#### Extracted data
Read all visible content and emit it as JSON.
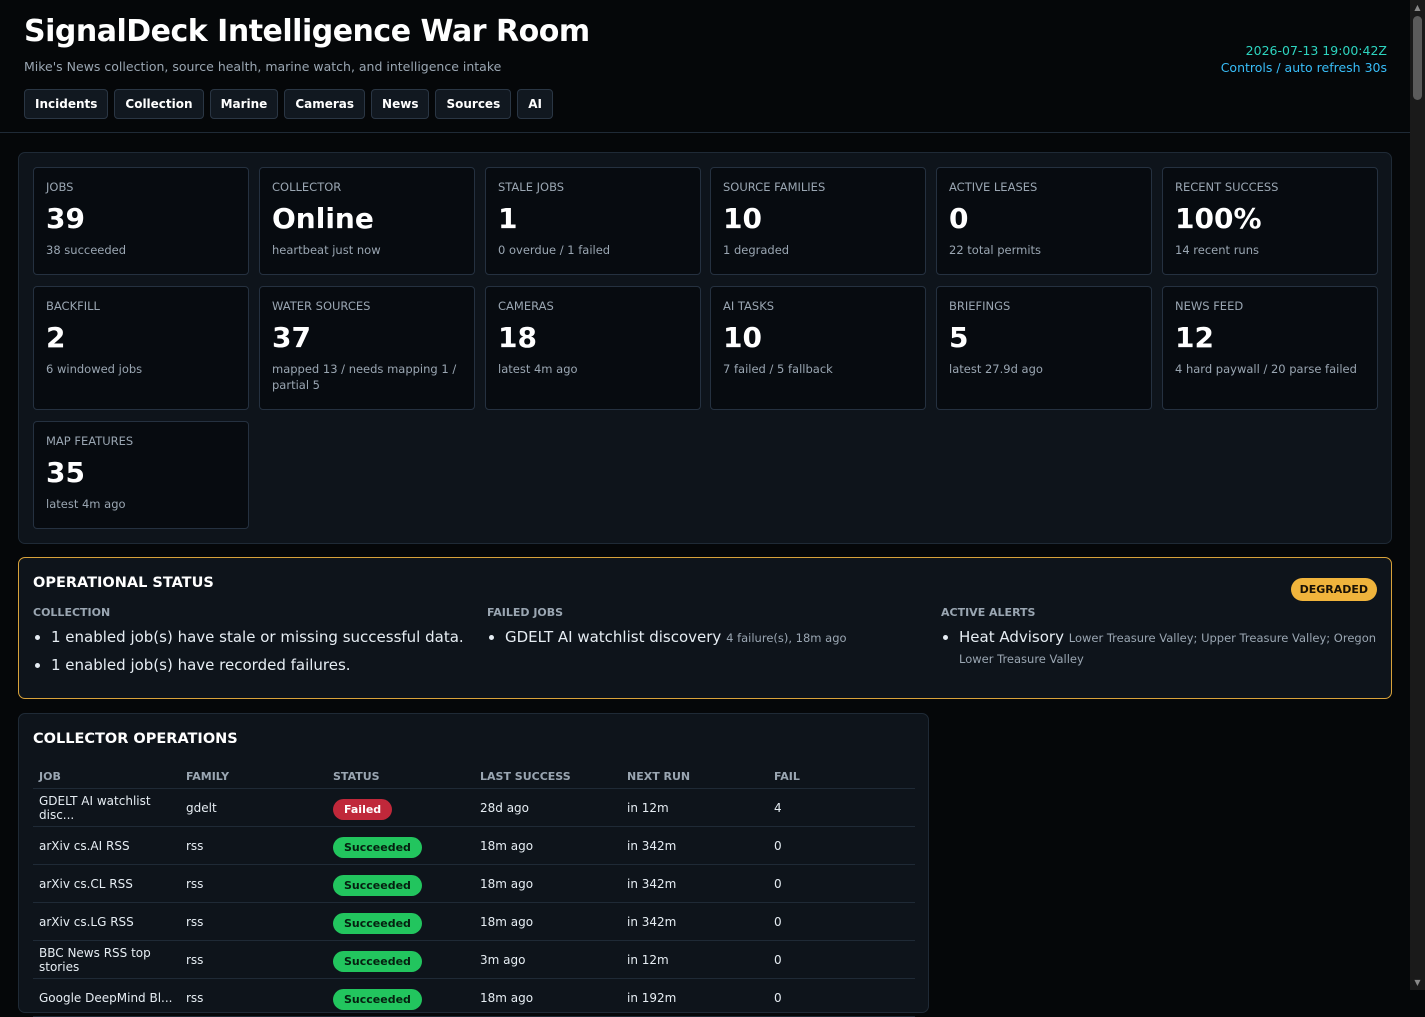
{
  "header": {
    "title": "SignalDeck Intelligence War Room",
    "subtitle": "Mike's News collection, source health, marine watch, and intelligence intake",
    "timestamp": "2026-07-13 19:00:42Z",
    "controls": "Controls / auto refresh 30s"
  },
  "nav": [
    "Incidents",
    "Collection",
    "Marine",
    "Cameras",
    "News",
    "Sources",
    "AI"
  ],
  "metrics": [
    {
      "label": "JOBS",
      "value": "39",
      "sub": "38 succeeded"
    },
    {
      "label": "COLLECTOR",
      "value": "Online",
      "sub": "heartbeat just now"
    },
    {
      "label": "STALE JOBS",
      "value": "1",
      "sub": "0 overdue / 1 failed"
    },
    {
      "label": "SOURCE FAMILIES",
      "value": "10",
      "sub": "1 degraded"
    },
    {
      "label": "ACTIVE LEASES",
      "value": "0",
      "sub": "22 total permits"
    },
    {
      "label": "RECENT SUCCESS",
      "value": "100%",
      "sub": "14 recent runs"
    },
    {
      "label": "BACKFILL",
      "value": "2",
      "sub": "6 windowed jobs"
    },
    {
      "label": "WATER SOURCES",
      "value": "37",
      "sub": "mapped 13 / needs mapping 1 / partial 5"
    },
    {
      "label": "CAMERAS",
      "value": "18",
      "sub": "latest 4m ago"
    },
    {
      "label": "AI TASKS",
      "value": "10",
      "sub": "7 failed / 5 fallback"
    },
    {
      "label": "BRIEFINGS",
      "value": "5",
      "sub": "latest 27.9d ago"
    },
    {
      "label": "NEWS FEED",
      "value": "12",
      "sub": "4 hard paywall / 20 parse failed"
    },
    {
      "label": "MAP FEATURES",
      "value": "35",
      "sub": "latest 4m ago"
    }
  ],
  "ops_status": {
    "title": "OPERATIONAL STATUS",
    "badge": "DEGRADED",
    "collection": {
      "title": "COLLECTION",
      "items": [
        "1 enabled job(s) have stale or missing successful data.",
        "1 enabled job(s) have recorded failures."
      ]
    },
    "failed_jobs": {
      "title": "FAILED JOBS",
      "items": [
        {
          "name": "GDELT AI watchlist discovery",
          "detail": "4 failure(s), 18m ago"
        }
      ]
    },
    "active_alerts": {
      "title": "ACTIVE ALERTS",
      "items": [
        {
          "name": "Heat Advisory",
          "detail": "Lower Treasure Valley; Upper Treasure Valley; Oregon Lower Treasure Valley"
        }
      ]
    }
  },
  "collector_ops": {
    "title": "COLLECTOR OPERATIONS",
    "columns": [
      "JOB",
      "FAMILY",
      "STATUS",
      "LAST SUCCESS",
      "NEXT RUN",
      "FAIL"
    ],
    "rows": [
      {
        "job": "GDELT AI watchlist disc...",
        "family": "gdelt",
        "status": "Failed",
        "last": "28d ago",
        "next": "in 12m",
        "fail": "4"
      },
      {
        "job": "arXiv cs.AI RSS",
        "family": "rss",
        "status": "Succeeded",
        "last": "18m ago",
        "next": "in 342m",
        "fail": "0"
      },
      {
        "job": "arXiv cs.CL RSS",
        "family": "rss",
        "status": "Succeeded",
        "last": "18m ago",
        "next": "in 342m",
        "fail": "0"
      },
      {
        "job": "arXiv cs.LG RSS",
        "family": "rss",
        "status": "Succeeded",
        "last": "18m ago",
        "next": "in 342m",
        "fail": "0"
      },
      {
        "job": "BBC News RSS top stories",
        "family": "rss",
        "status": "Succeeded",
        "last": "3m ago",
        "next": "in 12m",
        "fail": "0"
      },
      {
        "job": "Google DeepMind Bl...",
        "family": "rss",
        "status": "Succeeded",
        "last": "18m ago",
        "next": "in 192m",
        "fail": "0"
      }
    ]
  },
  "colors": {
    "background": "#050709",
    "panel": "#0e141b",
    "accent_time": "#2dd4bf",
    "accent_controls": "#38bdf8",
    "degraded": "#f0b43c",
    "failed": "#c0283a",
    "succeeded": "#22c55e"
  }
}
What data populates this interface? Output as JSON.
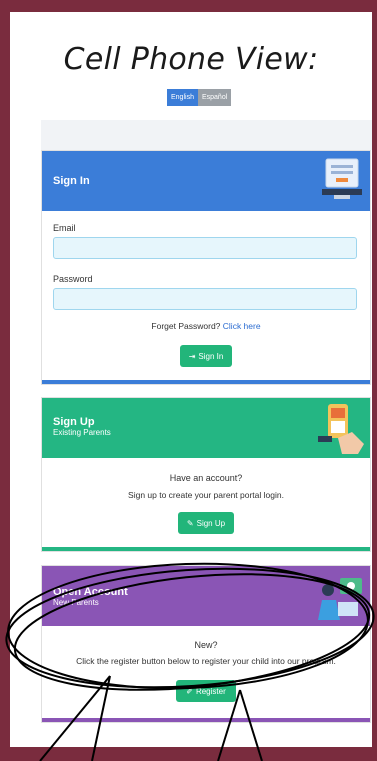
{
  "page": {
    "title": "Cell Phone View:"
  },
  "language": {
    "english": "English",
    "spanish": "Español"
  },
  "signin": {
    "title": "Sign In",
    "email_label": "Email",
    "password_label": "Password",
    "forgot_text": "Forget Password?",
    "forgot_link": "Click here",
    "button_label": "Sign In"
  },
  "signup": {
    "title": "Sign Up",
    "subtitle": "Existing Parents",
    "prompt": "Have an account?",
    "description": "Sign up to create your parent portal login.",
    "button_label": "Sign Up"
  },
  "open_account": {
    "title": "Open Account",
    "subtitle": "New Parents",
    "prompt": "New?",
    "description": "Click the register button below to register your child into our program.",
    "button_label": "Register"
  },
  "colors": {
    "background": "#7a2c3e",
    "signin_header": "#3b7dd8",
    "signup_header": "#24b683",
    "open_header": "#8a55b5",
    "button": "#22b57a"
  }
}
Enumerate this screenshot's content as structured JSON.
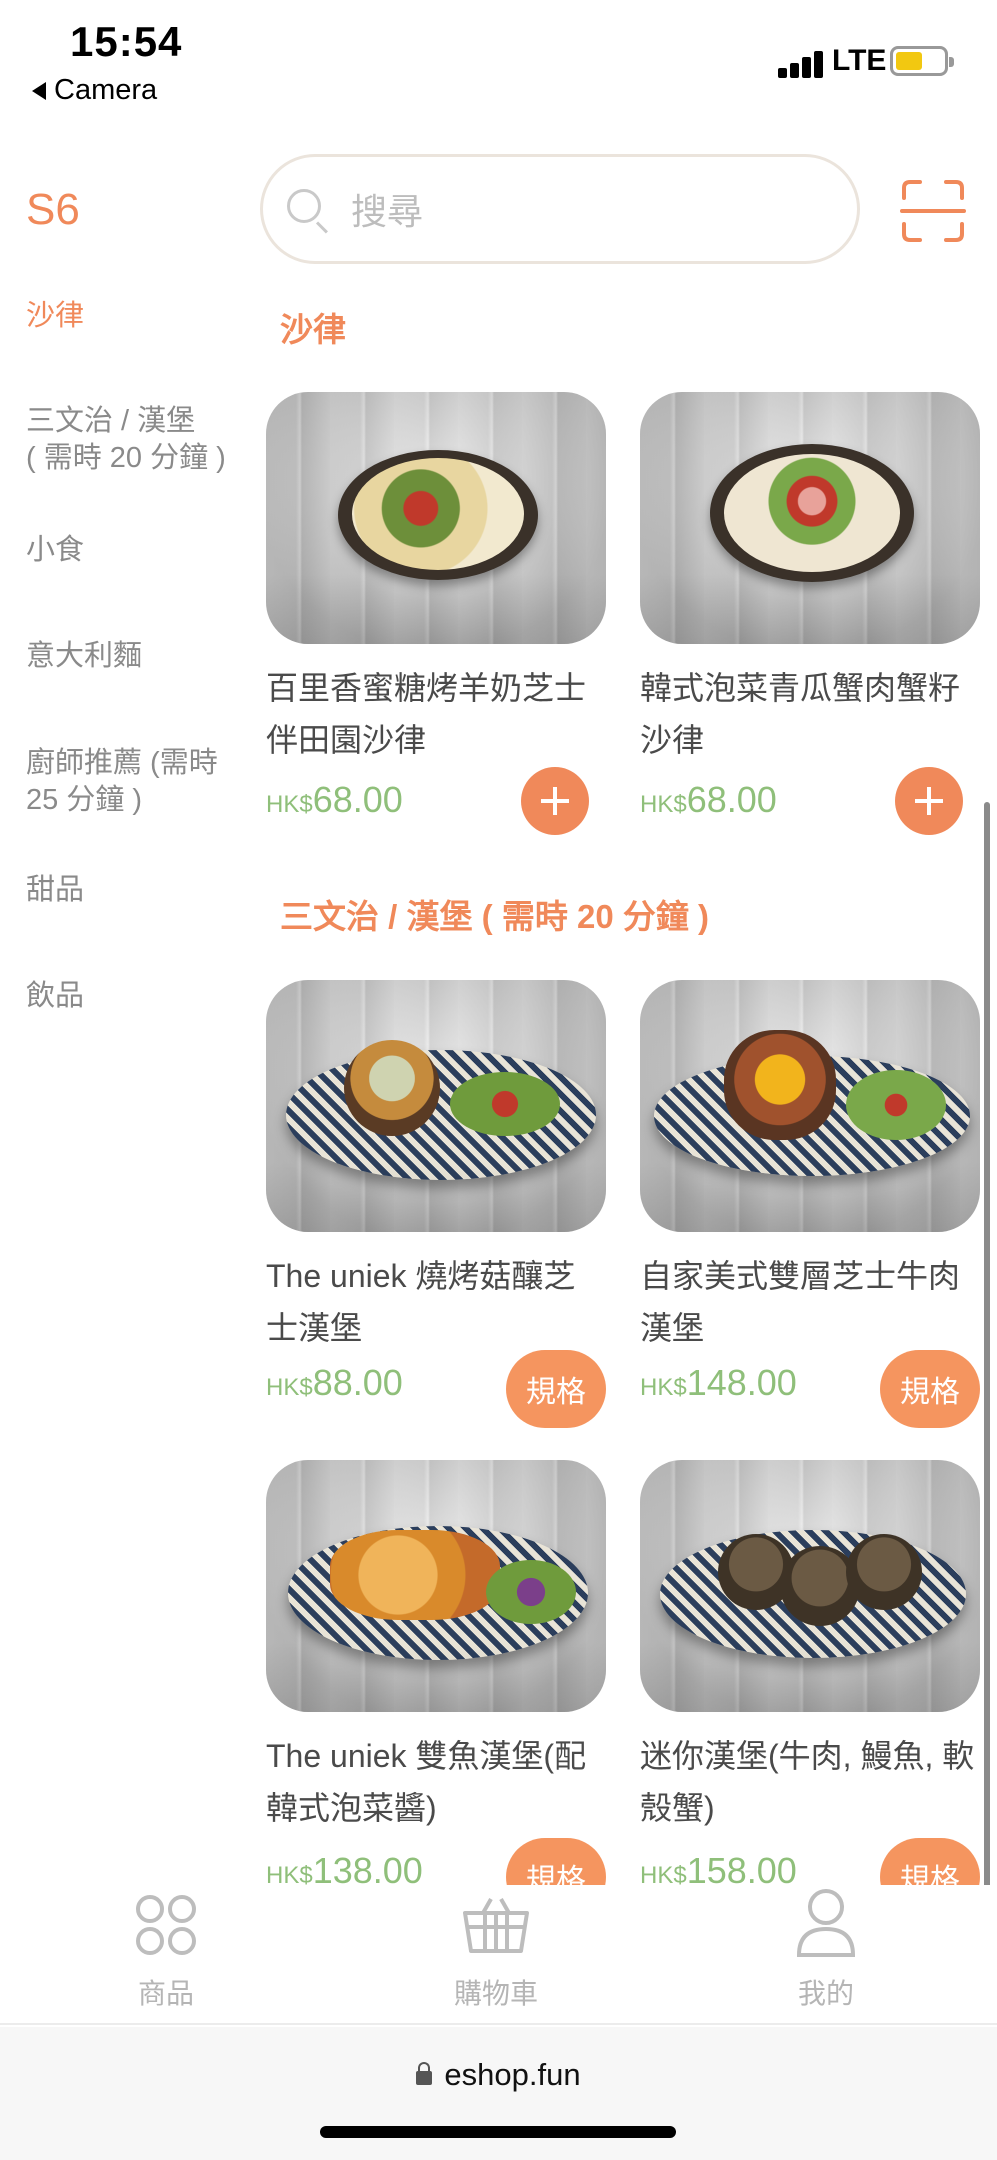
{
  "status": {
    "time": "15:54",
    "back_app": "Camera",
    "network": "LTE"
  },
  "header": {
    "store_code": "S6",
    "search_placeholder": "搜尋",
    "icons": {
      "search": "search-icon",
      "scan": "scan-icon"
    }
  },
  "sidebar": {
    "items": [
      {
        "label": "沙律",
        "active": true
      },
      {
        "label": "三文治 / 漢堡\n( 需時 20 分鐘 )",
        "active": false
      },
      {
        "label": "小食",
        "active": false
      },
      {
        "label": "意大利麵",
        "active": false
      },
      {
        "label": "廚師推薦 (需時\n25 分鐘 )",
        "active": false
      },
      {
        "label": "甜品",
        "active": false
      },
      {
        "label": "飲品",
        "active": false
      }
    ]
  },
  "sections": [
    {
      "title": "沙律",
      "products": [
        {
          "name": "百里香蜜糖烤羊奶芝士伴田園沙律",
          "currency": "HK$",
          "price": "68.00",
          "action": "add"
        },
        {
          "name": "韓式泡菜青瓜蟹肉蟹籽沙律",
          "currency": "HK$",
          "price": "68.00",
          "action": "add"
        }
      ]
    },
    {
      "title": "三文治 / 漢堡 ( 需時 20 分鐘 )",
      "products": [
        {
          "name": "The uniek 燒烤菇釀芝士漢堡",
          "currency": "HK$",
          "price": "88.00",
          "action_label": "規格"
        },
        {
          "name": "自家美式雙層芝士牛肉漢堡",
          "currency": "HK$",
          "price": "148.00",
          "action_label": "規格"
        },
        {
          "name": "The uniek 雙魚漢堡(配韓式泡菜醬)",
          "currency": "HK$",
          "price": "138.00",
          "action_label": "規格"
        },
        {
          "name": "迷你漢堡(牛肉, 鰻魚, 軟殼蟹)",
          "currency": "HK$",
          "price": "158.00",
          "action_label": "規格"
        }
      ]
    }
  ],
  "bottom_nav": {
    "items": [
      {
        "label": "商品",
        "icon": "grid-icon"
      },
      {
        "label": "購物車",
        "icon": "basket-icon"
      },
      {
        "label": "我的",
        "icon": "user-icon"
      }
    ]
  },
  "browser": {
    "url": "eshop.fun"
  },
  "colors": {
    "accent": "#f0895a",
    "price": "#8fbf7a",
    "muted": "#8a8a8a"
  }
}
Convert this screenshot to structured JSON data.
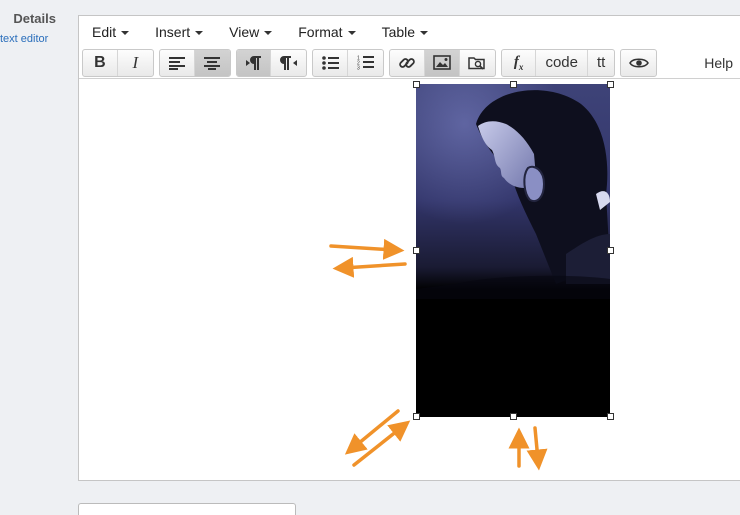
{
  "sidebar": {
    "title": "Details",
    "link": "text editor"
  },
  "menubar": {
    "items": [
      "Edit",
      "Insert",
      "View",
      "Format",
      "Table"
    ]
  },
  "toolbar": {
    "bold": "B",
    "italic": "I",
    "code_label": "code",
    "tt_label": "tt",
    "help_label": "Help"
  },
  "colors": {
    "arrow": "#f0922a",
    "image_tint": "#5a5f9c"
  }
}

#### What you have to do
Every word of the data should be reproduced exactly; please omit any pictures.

#### Answer to the problem
Read all visible content and emit it as JSON.
{
  "header": {
    "title": "SignalDeck Intelligence War Room",
    "subtitle": "Mike's News collection, source health, marine watch, and intelligence intake",
    "timestamp": "2026-07-13 19:00:42Z",
    "controls": "Controls / auto refresh 30s"
  },
  "nav": [
    "Incidents",
    "Collection",
    "Marine",
    "Cameras",
    "News",
    "Sources",
    "AI"
  ],
  "metrics": [
    {
      "label": "JOBS",
      "value": "39",
      "sub": "38 succeeded"
    },
    {
      "label": "COLLECTOR",
      "value": "Online",
      "sub": "heartbeat just now"
    },
    {
      "label": "STALE JOBS",
      "value": "1",
      "sub": "0 overdue / 1 failed"
    },
    {
      "label": "SOURCE FAMILIES",
      "value": "10",
      "sub": "1 degraded"
    },
    {
      "label": "ACTIVE LEASES",
      "value": "0",
      "sub": "22 total permits"
    },
    {
      "label": "RECENT SUCCESS",
      "value": "100%",
      "sub": "14 recent runs"
    },
    {
      "label": "BACKFILL",
      "value": "2",
      "sub": "6 windowed jobs"
    },
    {
      "label": "WATER SOURCES",
      "value": "37",
      "sub": "mapped 13 / needs mapping 1 / partial 5"
    },
    {
      "label": "CAMERAS",
      "value": "18",
      "sub": "latest 4m ago"
    },
    {
      "label": "AI TASKS",
      "value": "10",
      "sub": "7 failed / 5 fallback"
    },
    {
      "label": "BRIEFINGS",
      "value": "5",
      "sub": "latest 27.9d ago"
    },
    {
      "label": "NEWS FEED",
      "value": "12",
      "sub": "4 hard paywall / 20 parse failed"
    },
    {
      "label": "MAP FEATURES",
      "value": "35",
      "sub": "latest 4m ago"
    }
  ],
  "ops_status": {
    "title": "OPERATIONAL STATUS",
    "badge": "DEGRADED",
    "collection": {
      "title": "COLLECTION",
      "items": [
        "1 enabled job(s) have stale or missing successful data.",
        "1 enabled job(s) have recorded failures."
      ]
    },
    "failed_jobs": {
      "title": "FAILED JOBS",
      "items": [
        {
          "name": "GDELT AI watchlist discovery",
          "detail": "4 failure(s), 18m ago"
        }
      ]
    },
    "active_alerts": {
      "title": "ACTIVE ALERTS",
      "items": [
        {
          "name": "Heat Advisory",
          "detail": "Lower Treasure Valley; Upper Treasure Valley; Oregon Lower Treasure Valley"
        }
      ]
    }
  },
  "collector_ops": {
    "title": "COLLECTOR OPERATIONS",
    "columns": [
      "JOB",
      "FAMILY",
      "STATUS",
      "LAST SUCCESS",
      "NEXT RUN",
      "FAIL"
    ],
    "rows": [
      {
        "job": "GDELT AI watchlist disc...",
        "family": "gdelt",
        "status": "Failed",
        "last": "28d ago",
        "next": "in 12m",
        "fail": "4"
      },
      {
        "job": "arXiv cs.AI RSS",
        "family": "rss",
        "status": "Succeeded",
        "last": "18m ago",
        "next": "in 342m",
        "fail": "0"
      },
      {
        "job": "arXiv cs.CL RSS",
        "family": "rss",
        "status": "Succeeded",
        "last": "18m ago",
        "next": "in 342m",
        "fail": "0"
      },
      {
        "job": "arXiv cs.LG RSS",
        "family": "rss",
        "status": "Succeeded",
        "last": "18m ago",
        "next": "in 342m",
        "fail": "0"
      },
      {
        "job": "BBC News RSS top stories",
        "family": "rss",
        "status": "Succeeded",
        "last": "3m ago",
        "next": "in 12m",
        "fail": "0"
      },
      {
        "job": "Google DeepMind Bl...",
        "family": "rss",
        "status": "Succeeded",
        "last": "18m ago",
        "next": "in 192m",
        "fail": "0"
      }
    ]
  },
  "colors": {
    "background": "#050709",
    "panel": "#0e141b",
    "accent_time": "#2dd4bf",
    "accent_controls": "#38bdf8",
    "degraded": "#f0b43c",
    "failed": "#c0283a",
    "succeeded": "#22c55e"
  }
}
What data populates this interface? Output as JSON.
{
  "page": {
    "title": "Cell Phone View:"
  },
  "language": {
    "english": "English",
    "spanish": "Español"
  },
  "signin": {
    "title": "Sign In",
    "email_label": "Email",
    "password_label": "Password",
    "forgot_text": "Forget Password?",
    "forgot_link": "Click here",
    "button_label": "Sign In"
  },
  "signup": {
    "title": "Sign Up",
    "subtitle": "Existing Parents",
    "prompt": "Have an account?",
    "description": "Sign up to create your parent portal login.",
    "button_label": "Sign Up"
  },
  "open_account": {
    "title": "Open Account",
    "subtitle": "New Parents",
    "prompt": "New?",
    "description": "Click the register button below to register your child into our program.",
    "button_label": "Register"
  },
  "colors": {
    "background": "#7a2c3e",
    "signin_header": "#3b7dd8",
    "signup_header": "#24b683",
    "open_header": "#8a55b5",
    "button": "#22b57a"
  }
}
Enumerate this screenshot's content as structured JSON.
{
  "status": {
    "time": "15:54",
    "back_app": "Camera",
    "network": "LTE"
  },
  "header": {
    "store_code": "S6",
    "search_placeholder": "搜尋",
    "icons": {
      "search": "search-icon",
      "scan": "scan-icon"
    }
  },
  "sidebar": {
    "items": [
      {
        "label": "沙律",
        "active": true
      },
      {
        "label": "三文治 / 漢堡\n( 需時 20 分鐘 )",
        "active": false
      },
      {
        "label": "小食",
        "active": false
      },
      {
        "label": "意大利麵",
        "active": false
      },
      {
        "label": "廚師推薦 (需時\n25 分鐘 )",
        "active": false
      },
      {
        "label": "甜品",
        "active": false
      },
      {
        "label": "飲品",
        "active": false
      }
    ]
  },
  "sections": [
    {
      "title": "沙律",
      "products": [
        {
          "name": "百里香蜜糖烤羊奶芝士伴田園沙律",
          "currency": "HK$",
          "price": "68.00",
          "action": "add"
        },
        {
          "name": "韓式泡菜青瓜蟹肉蟹籽沙律",
          "currency": "HK$",
          "price": "68.00",
          "action": "add"
        }
      ]
    },
    {
      "title": "三文治 / 漢堡 ( 需時 20 分鐘 )",
      "products": [
        {
          "name": "The uniek 燒烤菇釀芝士漢堡",
          "currency": "HK$",
          "price": "88.00",
          "action_label": "規格"
        },
        {
          "name": "自家美式雙層芝士牛肉漢堡",
          "currency": "HK$",
          "price": "148.00",
          "action_label": "規格"
        },
        {
          "name": "The uniek 雙魚漢堡(配韓式泡菜醬)",
          "currency": "HK$",
          "price": "138.00",
          "action_label": "規格"
        },
        {
          "name": "迷你漢堡(牛肉, 鰻魚, 軟殼蟹)",
          "currency": "HK$",
          "price": "158.00",
          "action_label": "規格"
        }
      ]
    }
  ],
  "bottom_nav": {
    "items": [
      {
        "label": "商品",
        "icon": "grid-icon"
      },
      {
        "label": "購物車",
        "icon": "basket-icon"
      },
      {
        "label": "我的",
        "icon": "user-icon"
      }
    ]
  },
  "browser": {
    "url": "eshop.fun"
  },
  "colors": {
    "accent": "#f0895a",
    "price": "#8fbf7a",
    "muted": "#8a8a8a"
  }
}
Convert this screenshot to structured JSON data.
{
  "sidebar": {
    "title": "Details",
    "link": "text editor"
  },
  "menubar": {
    "items": [
      "Edit",
      "Insert",
      "View",
      "Format",
      "Table"
    ]
  },
  "toolbar": {
    "bold": "B",
    "italic": "I",
    "code_label": "code",
    "tt_label": "tt",
    "help_label": "Help"
  },
  "colors": {
    "arrow": "#f0922a",
    "image_tint": "#5a5f9c"
  }
}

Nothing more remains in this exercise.